- The cemetery is still in use today by Likely residents in a separate section from the old miners cemetery.
8. Ditch Road & Chinese Oven
This is an un-maintained Forest Service Road. The road is narrow in places so use caution in a truck with camper or vehicles pulling trailers. The road has been graded, but there can be bent trees over the road in some areas.
Turn off the Likely Road at the 3rd left turn near the top of the Likely Hill west of the Likely Bridge (Polley Lake sign). The scenic drive to Horsefly follows the ditch carved out to divert water to the famous Bullion Mine in the late 1800’s. Polly Lake is 11.7 km from the turn and across the lake you can see the back side of Polley Mountain Mine – an active gold, copper mine. The viewpoint of Quesnel Lake is 14.5 km from the turn (includes an outhouse). Just past this near the 11 km sign, watch for the Chinese Oven sign. Turn right and proceed for 1.0 km. There are a sign and a short path on the right. Please DO NOT touch anything at this Special place. The oven was built by Chinese diggers in the 1890’s. The ovens were used to produce coke for the blacksmiths.
Turn around in the grassy area just ahead. Raft Creek Recreation Site and Hazeltine Creek are just ahead.
9. Keithley Creek/Cariboo Lake/Cemetery
26 km from Likely, on beautiful Cariboo Lake. Travel through Poquette Pass in the early morning or afternoon.
Poquette Lake is usually very still. Wonderful photo opportunity. Take a moment to stop at the bench and enjoy the view as you drive toward Cariboo Lake. Keithley Creek was named after William R. Keithley, aka ‘Doc’, who came from the California gold fields in the 1860s. Veith and Borland set up a ranch and a town grew, supplying food and goods for the miners in the area. This side of the creek and bridge was the Chinese section of town. If you look to your right as you drive down the road, note the rocks piled by the Chinese miners. The cemetery and library (smallest library in the Cariboo) are just ahead on the right, across the bridge.
10. Little Snowshoe Cemetary/Tom Kinvig’s Cabin – 4×4 only
This is an unmaintained road. From Keithly Creek Bridge, drive and stay left at the first Y. Continue left at Powder Kings parking lot. Follow the yellow arrow left to 10.2 km from the bridge and continue to keep left. One more left will bring you to Little Snowshoe Creek, which you must cross to reach the cabin.
Veith and Borland had a store at Little Snowshoe Creek and Barr’s Creek. To the left of the cabin, across the road is the Little Snowshoe Cemetary. Tom’s daughter, Ethel still mines from her father’s cabin and owns the Chinese section of Keithly Creek. She was born in the Keithly Creek Hotel.
11. Little Niagra Falls (Quesnel Lake boat trip)
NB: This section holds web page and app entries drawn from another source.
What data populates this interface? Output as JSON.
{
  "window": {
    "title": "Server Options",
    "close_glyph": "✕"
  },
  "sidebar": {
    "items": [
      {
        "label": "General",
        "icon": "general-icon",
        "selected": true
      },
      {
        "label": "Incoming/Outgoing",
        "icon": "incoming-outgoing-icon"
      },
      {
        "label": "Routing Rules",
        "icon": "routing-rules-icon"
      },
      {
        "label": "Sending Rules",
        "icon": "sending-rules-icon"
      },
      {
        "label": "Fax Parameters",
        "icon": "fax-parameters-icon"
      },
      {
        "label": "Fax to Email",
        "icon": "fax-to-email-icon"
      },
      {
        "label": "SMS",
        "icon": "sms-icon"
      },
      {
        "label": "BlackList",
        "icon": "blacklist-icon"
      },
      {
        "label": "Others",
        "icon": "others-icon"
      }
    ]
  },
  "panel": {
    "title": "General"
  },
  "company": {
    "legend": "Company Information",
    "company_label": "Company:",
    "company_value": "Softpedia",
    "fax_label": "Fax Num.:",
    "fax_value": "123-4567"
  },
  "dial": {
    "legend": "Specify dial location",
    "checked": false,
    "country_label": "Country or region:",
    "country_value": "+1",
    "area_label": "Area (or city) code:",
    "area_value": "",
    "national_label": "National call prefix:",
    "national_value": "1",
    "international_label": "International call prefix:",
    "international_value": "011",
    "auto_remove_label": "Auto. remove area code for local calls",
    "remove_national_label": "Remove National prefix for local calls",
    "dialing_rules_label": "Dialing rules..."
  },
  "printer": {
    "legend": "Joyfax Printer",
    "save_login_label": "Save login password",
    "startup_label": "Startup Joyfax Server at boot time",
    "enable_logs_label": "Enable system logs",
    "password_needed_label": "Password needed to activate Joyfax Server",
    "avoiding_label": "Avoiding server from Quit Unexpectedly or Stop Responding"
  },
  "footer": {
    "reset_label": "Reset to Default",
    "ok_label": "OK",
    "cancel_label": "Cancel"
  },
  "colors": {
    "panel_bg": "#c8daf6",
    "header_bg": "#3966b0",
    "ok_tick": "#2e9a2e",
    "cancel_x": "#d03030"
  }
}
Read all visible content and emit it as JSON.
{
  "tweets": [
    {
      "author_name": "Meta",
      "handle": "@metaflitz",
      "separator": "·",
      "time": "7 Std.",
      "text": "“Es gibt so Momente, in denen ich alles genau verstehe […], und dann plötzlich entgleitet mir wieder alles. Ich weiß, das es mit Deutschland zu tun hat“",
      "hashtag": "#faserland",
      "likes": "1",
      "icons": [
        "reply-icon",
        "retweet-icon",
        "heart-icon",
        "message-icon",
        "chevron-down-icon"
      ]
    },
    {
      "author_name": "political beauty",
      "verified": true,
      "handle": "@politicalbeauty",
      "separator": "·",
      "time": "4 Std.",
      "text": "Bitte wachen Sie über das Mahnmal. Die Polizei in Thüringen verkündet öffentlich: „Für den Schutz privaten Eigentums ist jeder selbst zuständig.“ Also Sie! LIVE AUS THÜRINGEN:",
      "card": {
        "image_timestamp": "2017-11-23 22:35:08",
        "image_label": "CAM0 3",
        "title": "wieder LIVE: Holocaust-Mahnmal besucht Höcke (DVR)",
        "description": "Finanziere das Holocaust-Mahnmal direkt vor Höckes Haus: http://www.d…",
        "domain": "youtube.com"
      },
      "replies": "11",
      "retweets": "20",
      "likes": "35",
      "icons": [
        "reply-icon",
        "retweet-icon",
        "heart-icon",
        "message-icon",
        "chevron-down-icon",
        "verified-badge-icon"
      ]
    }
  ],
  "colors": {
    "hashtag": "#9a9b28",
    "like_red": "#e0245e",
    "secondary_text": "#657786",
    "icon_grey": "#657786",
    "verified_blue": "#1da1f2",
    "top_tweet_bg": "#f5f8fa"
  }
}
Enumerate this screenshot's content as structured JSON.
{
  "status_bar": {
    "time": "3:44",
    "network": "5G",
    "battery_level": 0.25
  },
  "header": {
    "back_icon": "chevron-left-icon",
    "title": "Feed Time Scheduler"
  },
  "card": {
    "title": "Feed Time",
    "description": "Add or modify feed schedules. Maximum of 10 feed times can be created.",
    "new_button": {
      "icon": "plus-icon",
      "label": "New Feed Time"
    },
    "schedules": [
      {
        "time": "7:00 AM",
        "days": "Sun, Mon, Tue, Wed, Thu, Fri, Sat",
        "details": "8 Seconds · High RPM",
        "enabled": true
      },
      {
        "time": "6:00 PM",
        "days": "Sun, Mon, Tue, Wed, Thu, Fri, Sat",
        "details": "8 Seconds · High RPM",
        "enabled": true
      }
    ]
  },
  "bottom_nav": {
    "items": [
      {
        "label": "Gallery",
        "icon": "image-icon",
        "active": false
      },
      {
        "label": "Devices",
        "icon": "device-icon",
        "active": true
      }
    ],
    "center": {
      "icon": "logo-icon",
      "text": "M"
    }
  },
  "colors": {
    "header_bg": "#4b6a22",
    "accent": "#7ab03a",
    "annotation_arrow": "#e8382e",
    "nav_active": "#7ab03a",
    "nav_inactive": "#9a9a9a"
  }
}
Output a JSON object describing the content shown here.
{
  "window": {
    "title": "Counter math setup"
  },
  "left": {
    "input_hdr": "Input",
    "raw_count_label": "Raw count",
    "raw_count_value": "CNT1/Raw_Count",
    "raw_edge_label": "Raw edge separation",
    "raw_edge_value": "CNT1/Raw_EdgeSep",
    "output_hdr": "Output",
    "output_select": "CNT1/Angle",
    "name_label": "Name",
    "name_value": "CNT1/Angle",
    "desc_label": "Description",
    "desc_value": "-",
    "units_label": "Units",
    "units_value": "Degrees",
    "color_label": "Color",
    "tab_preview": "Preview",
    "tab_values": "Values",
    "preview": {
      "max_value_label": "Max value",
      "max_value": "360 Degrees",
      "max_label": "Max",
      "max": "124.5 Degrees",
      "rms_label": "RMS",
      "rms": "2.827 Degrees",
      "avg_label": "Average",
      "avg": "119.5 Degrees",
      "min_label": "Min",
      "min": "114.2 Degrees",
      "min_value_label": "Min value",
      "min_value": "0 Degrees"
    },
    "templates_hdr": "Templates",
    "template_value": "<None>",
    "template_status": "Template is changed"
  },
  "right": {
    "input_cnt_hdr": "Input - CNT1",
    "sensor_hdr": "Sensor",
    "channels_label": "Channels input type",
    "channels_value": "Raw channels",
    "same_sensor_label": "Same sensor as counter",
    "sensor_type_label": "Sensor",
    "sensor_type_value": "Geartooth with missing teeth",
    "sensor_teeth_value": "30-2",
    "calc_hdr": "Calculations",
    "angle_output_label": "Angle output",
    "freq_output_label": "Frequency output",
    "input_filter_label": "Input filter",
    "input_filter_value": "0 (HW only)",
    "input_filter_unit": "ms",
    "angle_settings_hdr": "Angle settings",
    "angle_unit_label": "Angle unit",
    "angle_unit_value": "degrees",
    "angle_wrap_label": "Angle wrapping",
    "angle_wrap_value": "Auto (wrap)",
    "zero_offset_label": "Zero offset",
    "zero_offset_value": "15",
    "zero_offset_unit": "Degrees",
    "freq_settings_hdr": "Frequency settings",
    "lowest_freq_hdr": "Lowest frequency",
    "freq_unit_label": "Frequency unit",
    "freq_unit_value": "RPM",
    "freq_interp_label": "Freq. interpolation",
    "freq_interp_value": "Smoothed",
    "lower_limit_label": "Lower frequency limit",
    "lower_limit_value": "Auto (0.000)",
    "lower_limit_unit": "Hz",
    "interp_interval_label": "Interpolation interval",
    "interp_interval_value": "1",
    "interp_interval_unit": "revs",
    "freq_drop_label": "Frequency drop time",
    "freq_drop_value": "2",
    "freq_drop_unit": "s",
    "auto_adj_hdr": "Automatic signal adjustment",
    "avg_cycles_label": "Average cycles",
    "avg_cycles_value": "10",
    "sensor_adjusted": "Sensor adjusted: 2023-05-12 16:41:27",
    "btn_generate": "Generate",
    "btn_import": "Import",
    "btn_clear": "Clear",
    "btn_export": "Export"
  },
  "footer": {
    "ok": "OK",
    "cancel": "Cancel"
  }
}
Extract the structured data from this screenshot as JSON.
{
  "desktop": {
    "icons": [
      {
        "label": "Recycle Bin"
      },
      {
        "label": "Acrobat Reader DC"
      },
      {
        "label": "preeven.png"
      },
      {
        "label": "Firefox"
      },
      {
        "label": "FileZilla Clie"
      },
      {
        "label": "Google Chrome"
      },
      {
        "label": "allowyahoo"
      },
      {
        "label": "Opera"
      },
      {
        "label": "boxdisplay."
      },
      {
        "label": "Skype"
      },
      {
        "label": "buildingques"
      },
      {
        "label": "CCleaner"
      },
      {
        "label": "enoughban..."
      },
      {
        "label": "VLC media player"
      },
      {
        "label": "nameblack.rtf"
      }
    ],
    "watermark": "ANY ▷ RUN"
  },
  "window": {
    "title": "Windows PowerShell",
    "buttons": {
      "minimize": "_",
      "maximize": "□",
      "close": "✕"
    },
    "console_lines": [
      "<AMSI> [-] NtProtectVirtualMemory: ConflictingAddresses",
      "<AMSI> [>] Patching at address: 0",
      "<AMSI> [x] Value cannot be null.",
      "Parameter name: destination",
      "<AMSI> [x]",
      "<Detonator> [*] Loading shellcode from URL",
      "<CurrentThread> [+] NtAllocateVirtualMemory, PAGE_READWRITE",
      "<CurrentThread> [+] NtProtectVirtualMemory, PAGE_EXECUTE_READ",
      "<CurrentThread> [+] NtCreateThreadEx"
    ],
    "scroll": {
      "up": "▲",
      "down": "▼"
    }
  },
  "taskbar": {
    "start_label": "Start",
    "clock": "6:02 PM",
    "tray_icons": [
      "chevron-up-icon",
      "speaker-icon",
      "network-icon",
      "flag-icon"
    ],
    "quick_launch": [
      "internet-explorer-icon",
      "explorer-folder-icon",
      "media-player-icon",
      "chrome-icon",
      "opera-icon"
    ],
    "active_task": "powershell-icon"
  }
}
Little Niagara Falls is located on the East Arm of Quesnel Lake, where the Niagara River spills into the lake creating a great natural show every day. Niagara River flows from its headwaters on top of Niagara Peak and into Quesnel Lake bringing natural silts which form a large white cloudy area in the water at the base of the falls as it thunders into Quesnel Lake. Niagara Peak is situated in the Cariboo Mountains. Cariboo Mountains Provincial Park was established as Mitchell Lake/Niagara Park in 1995. The name was changed to Cariboo Mountains Park in 2000.